Data excerpts
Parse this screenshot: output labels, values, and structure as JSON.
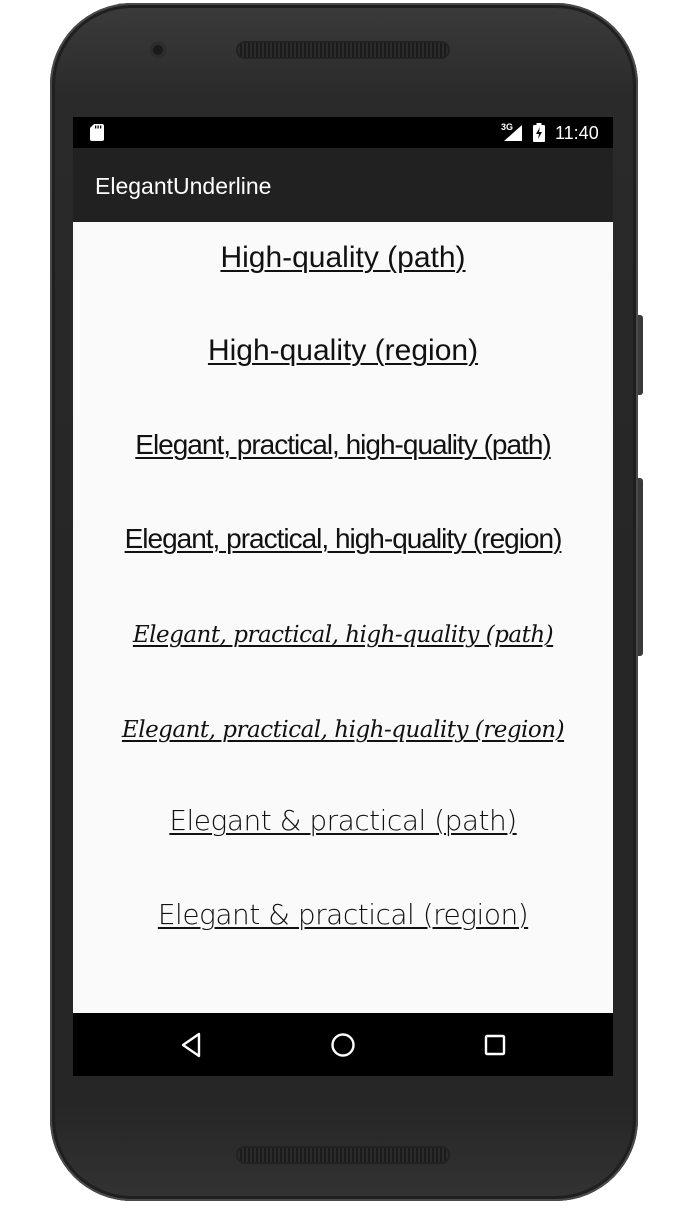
{
  "status_bar": {
    "network_type": "3G",
    "time": "11:40",
    "icons": [
      "sd-card-icon",
      "signal-icon",
      "battery-charging-icon"
    ]
  },
  "app_bar": {
    "title": "ElegantUnderline"
  },
  "items": [
    "High-quality (path)",
    "High-quality (region)",
    "Elegant, practical, high-quality (path)",
    "Elegant, practical, high-quality (region)",
    "Elegant, practical, high-quality (path)",
    "Elegant, practical, high-quality (region)",
    "Elegant & practical (path)",
    "Elegant & practical (region)"
  ],
  "nav_bar": {
    "icons": [
      "back-icon",
      "home-icon",
      "recent-apps-icon"
    ]
  },
  "colors": {
    "status_bar": "#000000",
    "app_bar": "#212121",
    "background": "#fafafa",
    "text": "#111111"
  }
}
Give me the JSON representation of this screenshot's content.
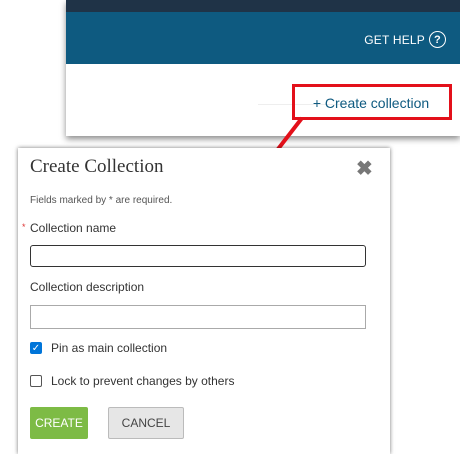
{
  "header": {
    "get_help_label": "GET HELP",
    "help_icon_glyph": "?",
    "create_link_label": "+ Create collection"
  },
  "dialog": {
    "title": "Create Collection",
    "close_glyph": "✖",
    "required_note": "Fields marked by * are required.",
    "required_star": "*",
    "name_label": "Collection name",
    "name_value": "",
    "description_label": "Collection description",
    "description_value": "",
    "pin": {
      "label": "Pin as main collection",
      "checked": true
    },
    "lock": {
      "label": "Lock to prevent changes by others",
      "checked": false
    },
    "create_button": "CREATE",
    "cancel_button": "CANCEL"
  },
  "colors": {
    "header_bg": "#0e5a80",
    "top_bar": "#1f3347",
    "highlight": "#e3101a",
    "create_button_bg": "#7dbb45",
    "checkbox_blue": "#0075d9"
  },
  "icons": {
    "help": "question-circle-icon",
    "close": "close-icon",
    "arrow": "red-callout-arrow"
  }
}
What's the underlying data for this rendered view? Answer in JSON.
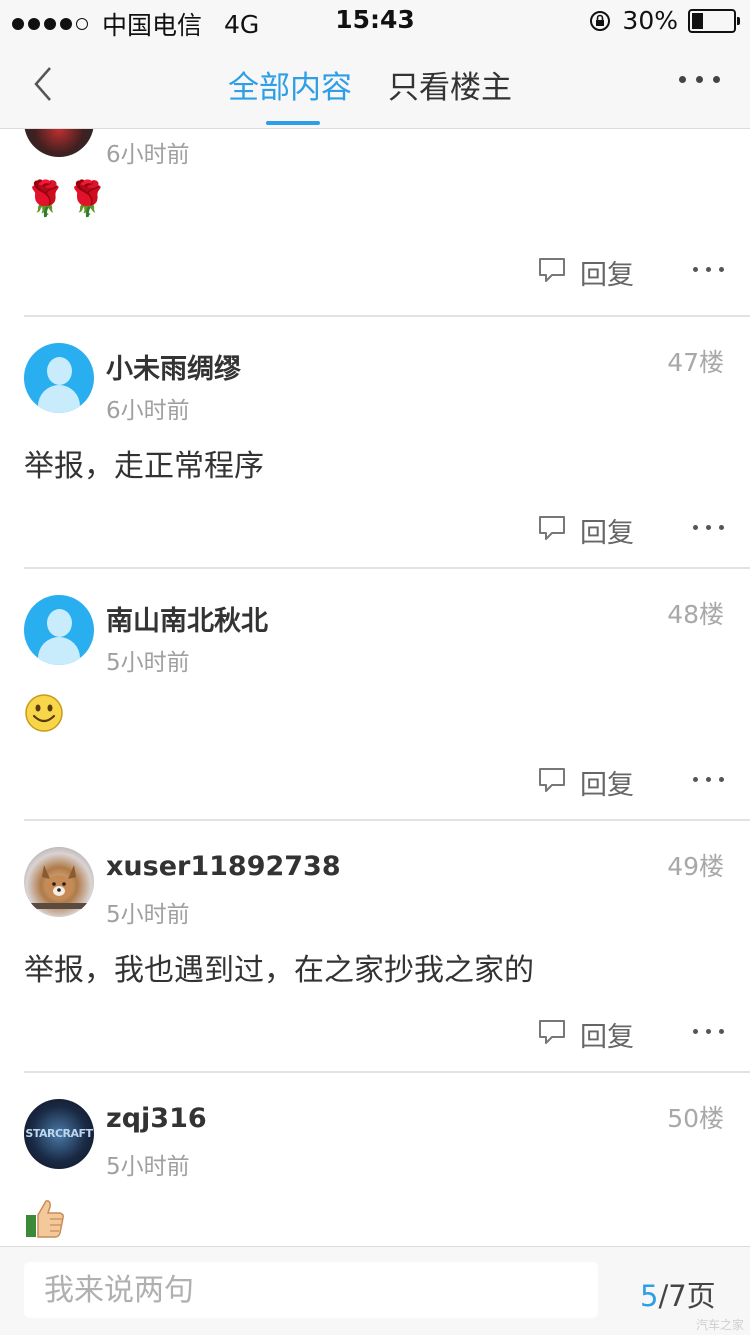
{
  "status_bar": {
    "carrier": "中国电信",
    "network": "4G",
    "time": "15:43",
    "battery": "30%",
    "battery_level": 0.3
  },
  "nav": {
    "tab_all": "全部内容",
    "tab_op_only": "只看楼主"
  },
  "posts": [
    {
      "time": "6小时前",
      "content_emoji": "🌹🌹",
      "reply_label": "回复"
    },
    {
      "username": "小未雨绸缪",
      "time": "6小时前",
      "floor": "47楼",
      "content": "举报，走正常程序",
      "reply_label": "回复"
    },
    {
      "username": "南山南北秋北",
      "time": "5小时前",
      "floor": "48楼",
      "content_emoji": "smiley-emoji",
      "reply_label": "回复"
    },
    {
      "username": "xuser11892738",
      "time": "5小时前",
      "floor": "49楼",
      "content": "举报，我也遇到过，在之家抄我之家的",
      "reply_label": "回复"
    },
    {
      "username": "zqj316",
      "time": "5小时前",
      "floor": "50楼",
      "avatar_text": "STARCRAFT",
      "content_emoji": "thumbs-up-emoji"
    }
  ],
  "bottom": {
    "input_placeholder": "我来说两句",
    "page_current": "5",
    "page_total": "/7页",
    "watermark": "汽车之家"
  },
  "colors": {
    "accent": "#2e9fe6",
    "avatar_default": "#29aef0"
  }
}
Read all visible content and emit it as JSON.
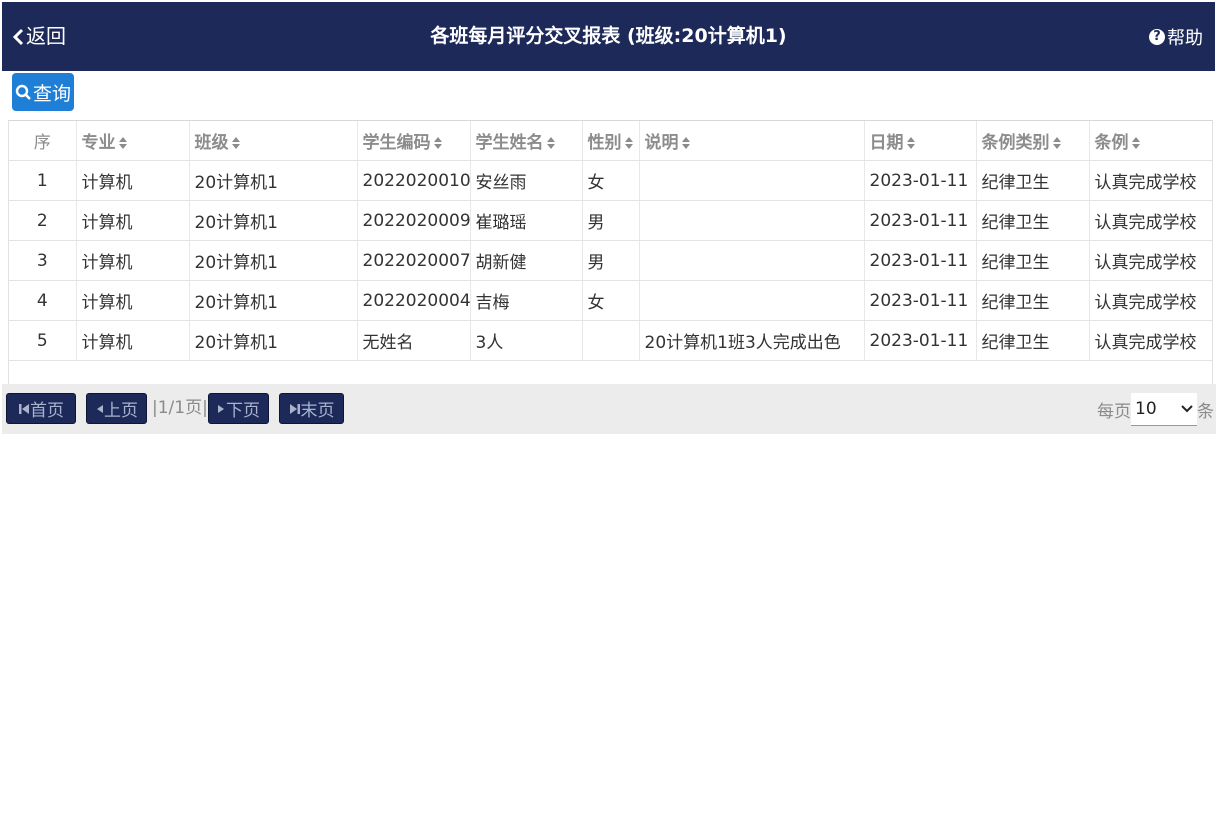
{
  "header": {
    "back_label": "返回",
    "title": "各班每月评分交叉报表 (班级:20计算机1)",
    "help_label": "帮助"
  },
  "toolbar": {
    "query_label": "查询"
  },
  "table": {
    "columns": [
      "序",
      "专业",
      "班级",
      "学生编码",
      "学生姓名",
      "性别",
      "说明",
      "日期",
      "条例类别",
      "条例"
    ],
    "rows": [
      [
        "1",
        "计算机",
        "20计算机1",
        "2022020010",
        "安丝雨",
        "女",
        "",
        "2023-01-11",
        "纪律卫生",
        "认真完成学校"
      ],
      [
        "2",
        "计算机",
        "20计算机1",
        "2022020009",
        "崔璐瑶",
        "男",
        "",
        "2023-01-11",
        "纪律卫生",
        "认真完成学校"
      ],
      [
        "3",
        "计算机",
        "20计算机1",
        "2022020007",
        "胡新健",
        "男",
        "",
        "2023-01-11",
        "纪律卫生",
        "认真完成学校"
      ],
      [
        "4",
        "计算机",
        "20计算机1",
        "2022020004",
        "吉梅",
        "女",
        "",
        "2023-01-11",
        "纪律卫生",
        "认真完成学校"
      ],
      [
        "5",
        "计算机",
        "20计算机1",
        "无姓名",
        "3人",
        "",
        "20计算机1班3人完成出色",
        "2023-01-11",
        "纪律卫生",
        "认真完成学校"
      ]
    ]
  },
  "pager": {
    "first_label": "首页",
    "prev_label": "上页",
    "page_info": "|1/1页|",
    "next_label": "下页",
    "last_label": "末页",
    "per_page_prefix": "每页",
    "per_page_value": "10",
    "per_page_suffix": "条"
  },
  "colors": {
    "header_bg": "#1d2a59",
    "query_bg": "#1f7fd6",
    "pager_bg": "#ececec"
  }
}
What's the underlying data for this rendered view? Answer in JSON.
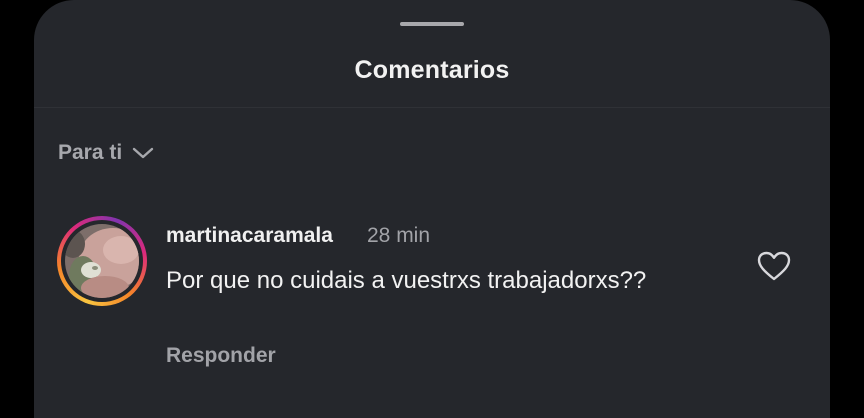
{
  "sheet": {
    "title": "Comentarios"
  },
  "filter": {
    "label": "Para ti",
    "icon": "chevron-down-icon"
  },
  "comments": [
    {
      "username": "martinacaramala",
      "time": "28 min",
      "text": "Por que no cuidais a vuestrxs trabajadorxs??",
      "reply_label": "Responder",
      "like_icon": "heart-icon",
      "avatar_icon": "profile-photo"
    }
  ],
  "colors": {
    "background": "#25272c",
    "primary_text": "#f2f2f2",
    "secondary_text": "#a2a3a8",
    "story_ring": [
      "#f9c440",
      "#f58529",
      "#dd2a7b",
      "#8134af"
    ]
  }
}
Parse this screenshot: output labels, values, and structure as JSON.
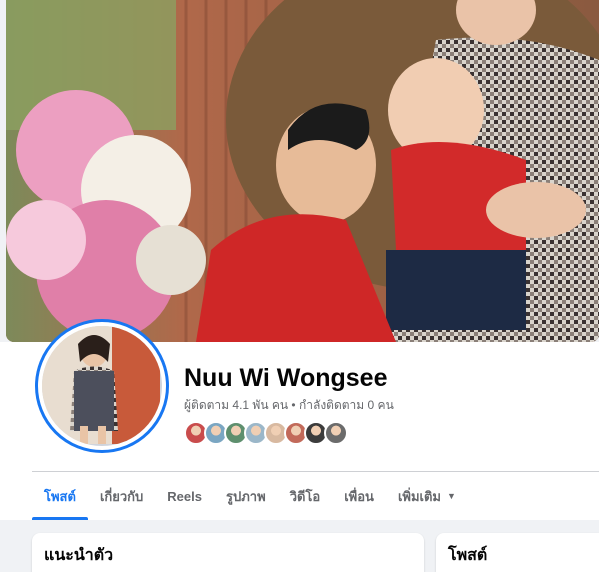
{
  "profile": {
    "name": "Nuu Wi Wongsee",
    "stats": "ผู้ติดตาม 4.1 พัน คน • กำลังติดตาม 0 คน",
    "friend_avatar_colors": [
      "#c94c4c",
      "#7aa6c2",
      "#5e8f6e",
      "#9bb7c9",
      "#d8b9a0",
      "#c26a5a",
      "#3c3c3c",
      "#6b6b6b"
    ]
  },
  "nav": {
    "tabs": [
      {
        "label": "โพสต์"
      },
      {
        "label": "เกี่ยวกับ"
      },
      {
        "label": "Reels"
      },
      {
        "label": "รูปภาพ"
      },
      {
        "label": "วิดีโอ"
      },
      {
        "label": "เพื่อน"
      },
      {
        "label": "เพิ่มเติม"
      }
    ],
    "active_tab": "โพสต์"
  },
  "cards": {
    "intro_title": "แนะนำตัว",
    "posts_title": "โพสต์"
  },
  "colors": {
    "accent": "#1877f2",
    "text_primary": "#050505",
    "text_secondary": "#65676b",
    "background": "#f0f2f5"
  }
}
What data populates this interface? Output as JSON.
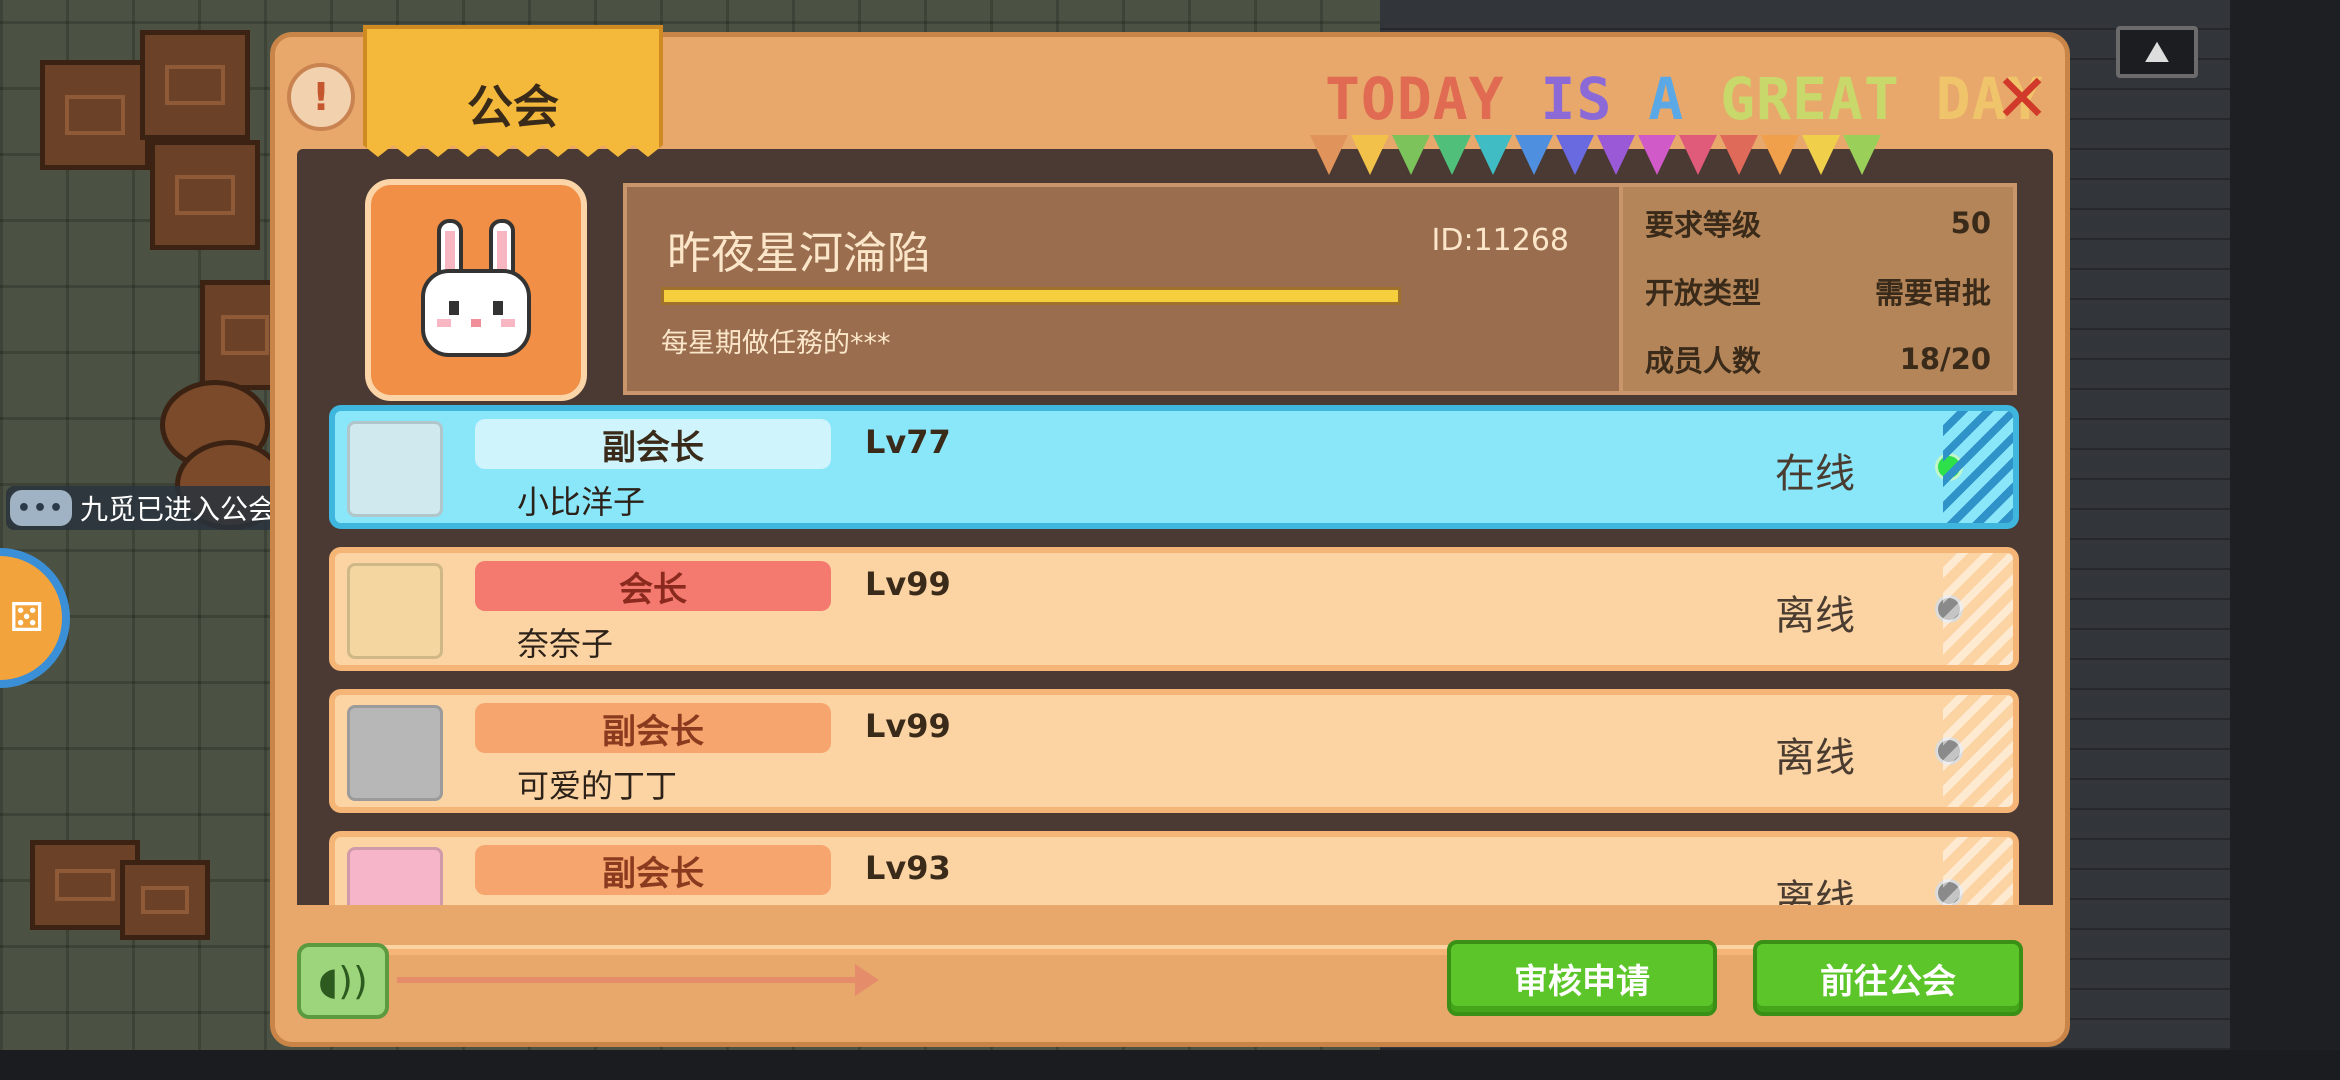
{
  "scene": {
    "chat_bubble_text": "九觅已进入公会",
    "chat_icon": "chat-dots-icon"
  },
  "panel": {
    "title": "公会",
    "banner": [
      {
        "text": "TODAY",
        "color": "#e06a52"
      },
      {
        "text": " ",
        "color": "#ffffff"
      },
      {
        "text": "IS",
        "color": "#8b6ad8"
      },
      {
        "text": " ",
        "color": "#ffffff"
      },
      {
        "text": "A",
        "color": "#5aa9e6"
      },
      {
        "text": " ",
        "color": "#ffffff"
      },
      {
        "text": "GREAT",
        "color": "#c8d86a"
      },
      {
        "text": " ",
        "color": "#ffffff"
      },
      {
        "text": "DAY",
        "color": "#f0c46a"
      }
    ],
    "flag_colors": [
      "#e0935a",
      "#f2c14a",
      "#7cc35b",
      "#4fbf7a",
      "#3fbcc4",
      "#4f8fe0",
      "#6a6ae0",
      "#9a5ad8",
      "#d05ac8",
      "#e05a7a",
      "#e06a5a",
      "#f0a04a",
      "#f0d04a",
      "#9ad05a"
    ]
  },
  "guild": {
    "name": "昨夜星河淪陷",
    "id": "ID:11268",
    "description": "每星期做任務的***",
    "requirements": [
      {
        "label": "要求等级",
        "value": "50"
      },
      {
        "label": "开放类型",
        "value": "需要审批"
      },
      {
        "label": "成员人数",
        "value": "18/20"
      }
    ]
  },
  "members": [
    {
      "role": "副会长",
      "level": "Lv77",
      "name": "小比洋子",
      "status": "在线",
      "online": true,
      "role_color": "#cff4fb",
      "role_text": "#3a2a1a",
      "avatar": "#cfe9ef"
    },
    {
      "role": "会长",
      "level": "Lv99",
      "name": "奈奈子",
      "status": "离线",
      "online": false,
      "role_color": "#f47a70",
      "role_text": "#8a2a1e",
      "avatar": "#f4d7a0"
    },
    {
      "role": "副会长",
      "level": "Lv99",
      "name": "可爱的丁丁",
      "status": "离线",
      "online": false,
      "role_color": "#f7a56e",
      "role_text": "#8a3a1e",
      "avatar": "#b7b7b7"
    },
    {
      "role": "副会长",
      "level": "Lv93",
      "name": "",
      "status": "离线",
      "online": false,
      "role_color": "#f7a56e",
      "role_text": "#8a3a1e",
      "avatar": "#f6b5c9"
    }
  ],
  "colors": {
    "online_dot": "#2ee04a",
    "offline_dot": "#8a8a8a"
  },
  "footer": {
    "review_button": "审核申请",
    "goto_button": "前往公会",
    "voice_icon": "voice-speaker-icon"
  }
}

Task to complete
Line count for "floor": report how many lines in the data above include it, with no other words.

Response for this exercise
4